Violence is perpetrated by both the incumbent political leaders as well as by oppositional actors. It is not the proportion or degree that matters, but the fact that in Zimbabwe, for example, violence has been and continues to be promoted covertly and overtly by all political actors. An impartial, pluralistic and capacitated media would play an important role in critically analysing political statements and exposing politicians salivating for hate language.
It is most unfortunate that key political actors in the country seem to have perfected their talents for using violence-packed language; language that promotes disharmony, hatred and enmity.
Political violence in Zimbabwe is initiated and galvanised particularly by the political elite who want to hold on or attain political power whatever the cost.
Zimbabweans of divergent political persuasions should look forward to a time when electoral violence cannot be used as a weapon to gain power or when political disputes would be settled amicably.
The state has the responsibility of protecting all its citizens regardless of their political views. Police need to always act in a non-partisan and professional manner by avoiding selective application of the law.
Violence weakens national cohesion, increases national inequalities and disparities, fuels suspicion, degrades the reputations of citizens at home and abroad, depletes national pride and innovativeness, feeds braindrain, widens the horizons of impunity and ultimately depresses voter turnout as well as participation in democratic processes.
Paul van Tongeren and Kai Brand Jacobson provide an interesting framework useful in enhancing understanding, preventing and mitigating electoral violence in Zimbabwe.

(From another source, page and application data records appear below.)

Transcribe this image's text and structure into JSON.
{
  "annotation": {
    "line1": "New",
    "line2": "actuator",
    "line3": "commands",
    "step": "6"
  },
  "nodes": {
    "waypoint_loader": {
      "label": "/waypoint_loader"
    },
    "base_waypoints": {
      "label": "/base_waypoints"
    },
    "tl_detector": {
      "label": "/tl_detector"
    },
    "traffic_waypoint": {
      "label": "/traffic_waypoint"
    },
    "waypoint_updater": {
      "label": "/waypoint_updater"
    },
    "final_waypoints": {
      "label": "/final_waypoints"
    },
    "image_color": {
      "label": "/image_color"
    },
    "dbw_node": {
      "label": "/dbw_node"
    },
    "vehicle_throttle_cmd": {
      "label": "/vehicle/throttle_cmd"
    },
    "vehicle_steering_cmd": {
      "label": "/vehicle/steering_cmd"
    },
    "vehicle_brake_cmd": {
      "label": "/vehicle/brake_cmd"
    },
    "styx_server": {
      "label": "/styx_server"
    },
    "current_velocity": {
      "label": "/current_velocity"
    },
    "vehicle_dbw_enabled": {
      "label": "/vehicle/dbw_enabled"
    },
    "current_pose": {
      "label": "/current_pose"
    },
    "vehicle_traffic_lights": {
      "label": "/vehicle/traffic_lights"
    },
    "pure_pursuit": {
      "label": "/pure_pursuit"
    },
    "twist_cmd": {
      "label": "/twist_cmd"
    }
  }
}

Critical ingredients of the framework are the need to ensure that any underlying causes of electoral violence are mapped. The mapping should begin at least 24 to 48 months before elections. They also suggest that at all levels in a country, there should be a time-tested, coherent infrastructure for peace and mediation.
The two electoral experts say social media should be harnessed with a view to raising national awareness on the cost of violence, its long-term impact as well as reporting incidents of electoral irregularities as they occur. They recommend that adequate and comprehensive electoral training should be provided to members of the police and other security services to enable them to respond non-violently to incidents of political violence.
The role of law enforcement agencies before, during and after elections is to prevent violence, provide intelligence and investigate such incidences whenever they occur and to apprehend offenders and hand them over for prosecution.
The judiciary needs to be effective, impartial and reliable. To combat impunity, the judiciary should not only be seen to be dispensing “predictable justice”, but should also work in sync with other state organs, civic actors, national level actors and even international judiciary mechanisms.
The electoral management body should be robust and prompt in dealing with electoral complaints and act in an impartial manner. Simultaneously, the question of impunity has to be aggressively tackled at all levels beginning with leaders of all political parties, candidates and other stakeholders, cascading to the lowest levels.
The approach to permanently dealing with political violence should entail multi-agency, multi-sectoral and multi-level strategies. Dealing with political violence without dealing with other forms of violence endemic in our schools, institutions of higher learning, families and communities would be a waste of scarce national resources.
Raising violence awareness and training should be mainstreamed in the school curriculum, training of armed forces, the police and all tertiary institutions so that there is a ubiquitous understanding of violence, its forms, manifestations and mitigation. This is how violence can be stemmed and stamped out.
Madzikanga is a Zimbabwean academic. He writes in his personal capacity. E-mail: firstname.lastname@example.org